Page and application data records
● ● ● ● ●

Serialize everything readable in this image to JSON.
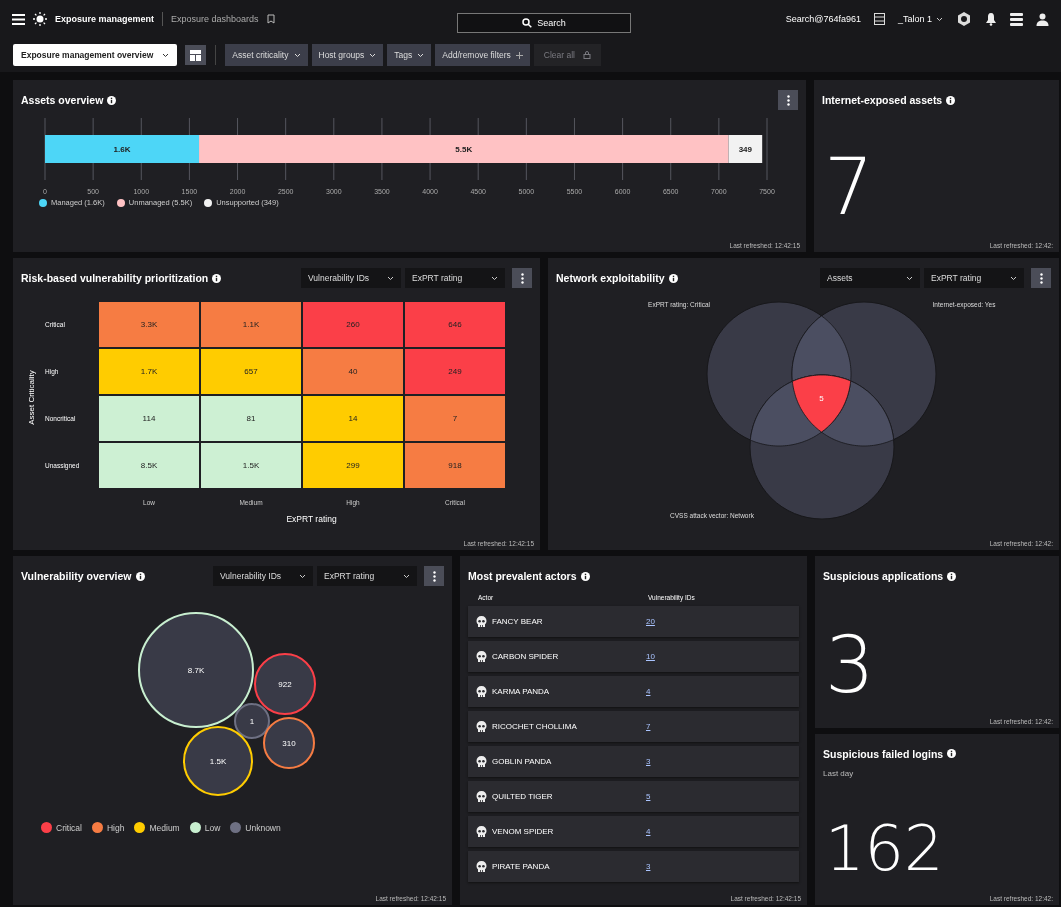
{
  "topbar": {
    "app_title": "Exposure management",
    "breadcrumb": "Exposure dashboards",
    "search": "Search",
    "account": "Search@764fa961",
    "tenant": "_Talon 1"
  },
  "filter_bar": {
    "dashboard_select": "Exposure management overview",
    "filters": [
      {
        "label": "Asset criticality",
        "kind": "dropdown"
      },
      {
        "label": "Host groups",
        "kind": "dropdown"
      },
      {
        "label": "Tags",
        "kind": "dropdown"
      },
      {
        "label": "Add/remove filters",
        "kind": "add"
      }
    ],
    "clear_all": {
      "label": "Clear all",
      "disabled": true
    }
  },
  "assets_overview": {
    "title": "Assets overview",
    "chart_data": {
      "type": "bar",
      "orientation": "horizontal",
      "stacked": true,
      "grid": true,
      "legend": "bottom",
      "series": [
        {
          "name": "Managed (1.6K)",
          "color": "#4dd6f7",
          "values": [
            1600
          ]
        },
        {
          "name": "Unmanaged (5.5K)",
          "color": "#ffc2c4",
          "values": [
            5500
          ]
        },
        {
          "name": "Unsupported (349)",
          "color": "#f2f2f2",
          "values": [
            350
          ]
        }
      ],
      "value_labels": [
        "1.6K",
        "5.5K",
        "349"
      ],
      "xlim": [
        0,
        7500
      ],
      "xticks": [
        0,
        500,
        1000,
        1500,
        2000,
        2500,
        3000,
        3500,
        4000,
        4500,
        5000,
        5500,
        6000,
        6500,
        7000,
        7500
      ]
    },
    "last_refreshed": "Last refreshed: 12:42:15"
  },
  "internet_exposed": {
    "title": "Internet-exposed assets",
    "value": "7",
    "last_refreshed": "Last refreshed: 12:42:"
  },
  "risk_prioritization": {
    "title": "Risk-based vulnerability prioritization",
    "selects": [
      "Vulnerability IDs",
      "ExPRT rating"
    ],
    "heatmap": {
      "ylabel": "Asset Criticality",
      "xlabel": "ExPRT rating",
      "rows": [
        {
          "label": "Critical",
          "cells": [
            {
              "value": "3.3K",
              "color": "#f67c43"
            },
            {
              "value": "1.1K",
              "color": "#f67c43"
            },
            {
              "value": "260",
              "color": "#fb3f48"
            },
            {
              "value": "646",
              "color": "#fb3f48"
            }
          ]
        },
        {
          "label": "High",
          "cells": [
            {
              "value": "1.7K",
              "color": "#ffcc00"
            },
            {
              "value": "657",
              "color": "#ffcc00"
            },
            {
              "value": "40",
              "color": "#f67c43"
            },
            {
              "value": "249",
              "color": "#fb3f48"
            }
          ]
        },
        {
          "label": "Noncritical",
          "cells": [
            {
              "value": "114",
              "color": "#cdf0d3"
            },
            {
              "value": "81",
              "color": "#cdf0d3"
            },
            {
              "value": "14",
              "color": "#ffcc00"
            },
            {
              "value": "7",
              "color": "#f67c43"
            }
          ]
        },
        {
          "label": "Unassigned",
          "cells": [
            {
              "value": "8.5K",
              "color": "#cdf0d3"
            },
            {
              "value": "1.5K",
              "color": "#cdf0d3"
            },
            {
              "value": "299",
              "color": "#ffcc00"
            },
            {
              "value": "918",
              "color": "#f67c43"
            }
          ]
        }
      ],
      "x_axis_labels": [
        "Low",
        "Medium",
        "High",
        "Critical"
      ]
    },
    "last_refreshed": "Last refreshed: 12:42:15"
  },
  "network_exploitability": {
    "title": "Network exploitability",
    "selects": [
      "Assets",
      "ExPRT rating"
    ],
    "sets": [
      "ExPRT rating: Critical",
      "Internet-exposed: Yes",
      "CVSS attack vector: Network"
    ],
    "intersection": "5",
    "last_refreshed": "Last refreshed: 12:42:"
  },
  "vulnerability_overview": {
    "title": "Vulnerability overview",
    "selects": [
      "Vulnerability IDs",
      "ExPRT rating"
    ],
    "bubbles": [
      {
        "label": "8.7K",
        "color": "#c8efd0"
      },
      {
        "label": "922",
        "color": "#fb3f48"
      },
      {
        "label": "1",
        "color": "#6e7083"
      },
      {
        "label": "310",
        "color": "#f67c43"
      },
      {
        "label": "1.5K",
        "color": "#ffcc00"
      }
    ],
    "legend": [
      {
        "label": "Critical",
        "color": "#fb3f48"
      },
      {
        "label": "High",
        "color": "#f67c43"
      },
      {
        "label": "Medium",
        "color": "#ffcc00"
      },
      {
        "label": "Low",
        "color": "#c8efd0"
      },
      {
        "label": "Unknown",
        "color": "#6e7083"
      }
    ],
    "last_refreshed": "Last refreshed: 12:42:15"
  },
  "prevalent_actors": {
    "title": "Most prevalent actors",
    "columns": [
      "Actor",
      "Vulnerability IDs"
    ],
    "rows": [
      {
        "actor": "FANCY BEAR",
        "count": "20"
      },
      {
        "actor": "CARBON SPIDER",
        "count": "10"
      },
      {
        "actor": "KARMA PANDA",
        "count": "4"
      },
      {
        "actor": "RICOCHET CHOLLIMA",
        "count": "7"
      },
      {
        "actor": "GOBLIN PANDA",
        "count": "3"
      },
      {
        "actor": "QUILTED TIGER",
        "count": "5"
      },
      {
        "actor": "VENOM SPIDER",
        "count": "4"
      },
      {
        "actor": "PIRATE PANDA",
        "count": "3"
      }
    ],
    "last_refreshed": "Last refreshed: 12:42:15"
  },
  "suspicious_applications": {
    "title": "Suspicious applications",
    "value": "3",
    "last_refreshed": "Last refreshed: 12:42:"
  },
  "suspicious_failed_logins": {
    "title": "Suspicious failed logins",
    "subtitle": "Last day",
    "value": "162",
    "last_refreshed": "Last refreshed: 12:42:"
  }
}
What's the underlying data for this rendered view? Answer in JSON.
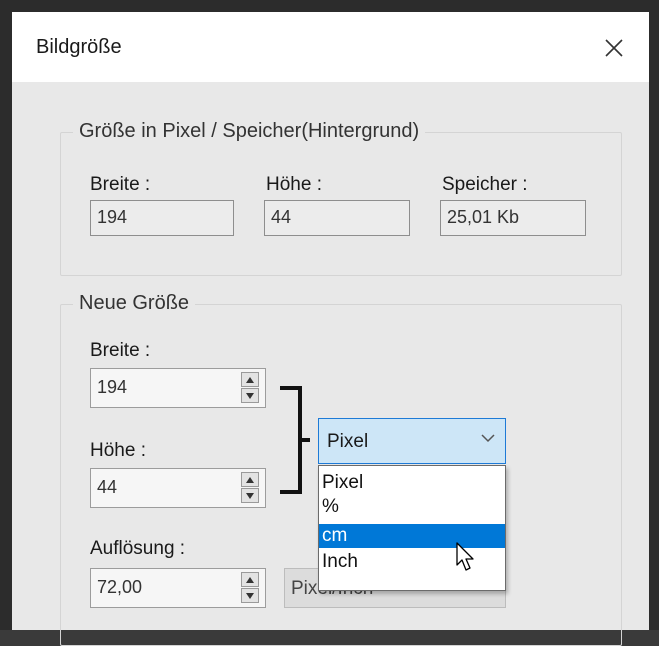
{
  "window": {
    "title": "Bildgröße"
  },
  "current_size": {
    "group_title": "Größe in Pixel / Speicher(Hintergrund)",
    "width_label": "Breite :",
    "width_value": "194",
    "height_label": "Höhe :",
    "height_value": "44",
    "memory_label": "Speicher :",
    "memory_value": "25,01 Kb"
  },
  "new_size": {
    "group_title": "Neue Größe",
    "width_label": "Breite :",
    "width_value": "194",
    "height_label": "Höhe :",
    "height_value": "44",
    "unit_selected": "Pixel",
    "unit_options": [
      "Pixel",
      "%",
      "cm",
      "Inch"
    ],
    "highlighted_option": "cm",
    "resolution_label": "Auflösung :",
    "resolution_value": "72,00",
    "resolution_unit": "Pixel/Inch"
  },
  "icons": [
    "close-icon",
    "spin-up-icon",
    "spin-down-icon",
    "chevron-down-icon",
    "mouse-cursor-icon",
    "link-bracket-icon"
  ],
  "colors": {
    "accent": "#0078d7",
    "combo_focus_bg": "#cde6f7",
    "dialog_bg": "#e8e8e8"
  }
}
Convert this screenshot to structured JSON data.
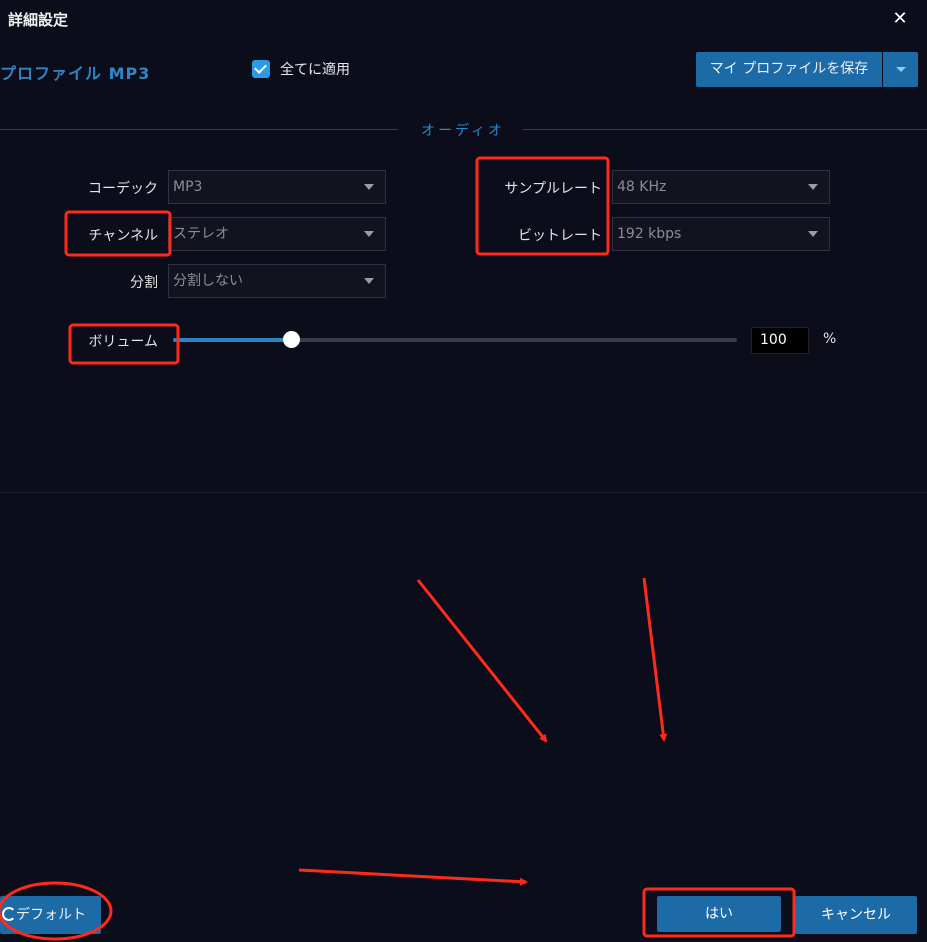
{
  "window": {
    "title": "詳細設定",
    "close_glyph": "✕"
  },
  "profile": {
    "label": "プロファイル MP3",
    "apply_all_checked": true,
    "apply_all_label": "全てに適用",
    "save_button_label": "マイ プロファイルを保存"
  },
  "section": {
    "title": "オーディオ"
  },
  "audio": {
    "codec": {
      "label": "コーデック",
      "value": "MP3"
    },
    "channel": {
      "label": "チャンネル",
      "value": "ステレオ"
    },
    "split": {
      "label": "分割",
      "value": "分割しない"
    },
    "sample_rate": {
      "label": "サンプルレート",
      "value": "48 KHz"
    },
    "bitrate": {
      "label": "ビットレート",
      "value": "192 kbps"
    },
    "volume": {
      "label": "ボリューム",
      "value": "100",
      "unit": "%",
      "slider_fraction": 0.21
    }
  },
  "buttons": {
    "default_label": "デフォルト",
    "yes_label": "はい",
    "cancel_label": "キャンセル"
  },
  "colors": {
    "accent": "#1c6aa6",
    "title_accent": "#2f86c6",
    "annotation": "#ff2a1a",
    "background": "#0c0d1a"
  }
}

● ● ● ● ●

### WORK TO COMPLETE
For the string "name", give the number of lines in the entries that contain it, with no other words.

### RESPONSE TO THIS EXERCISE
3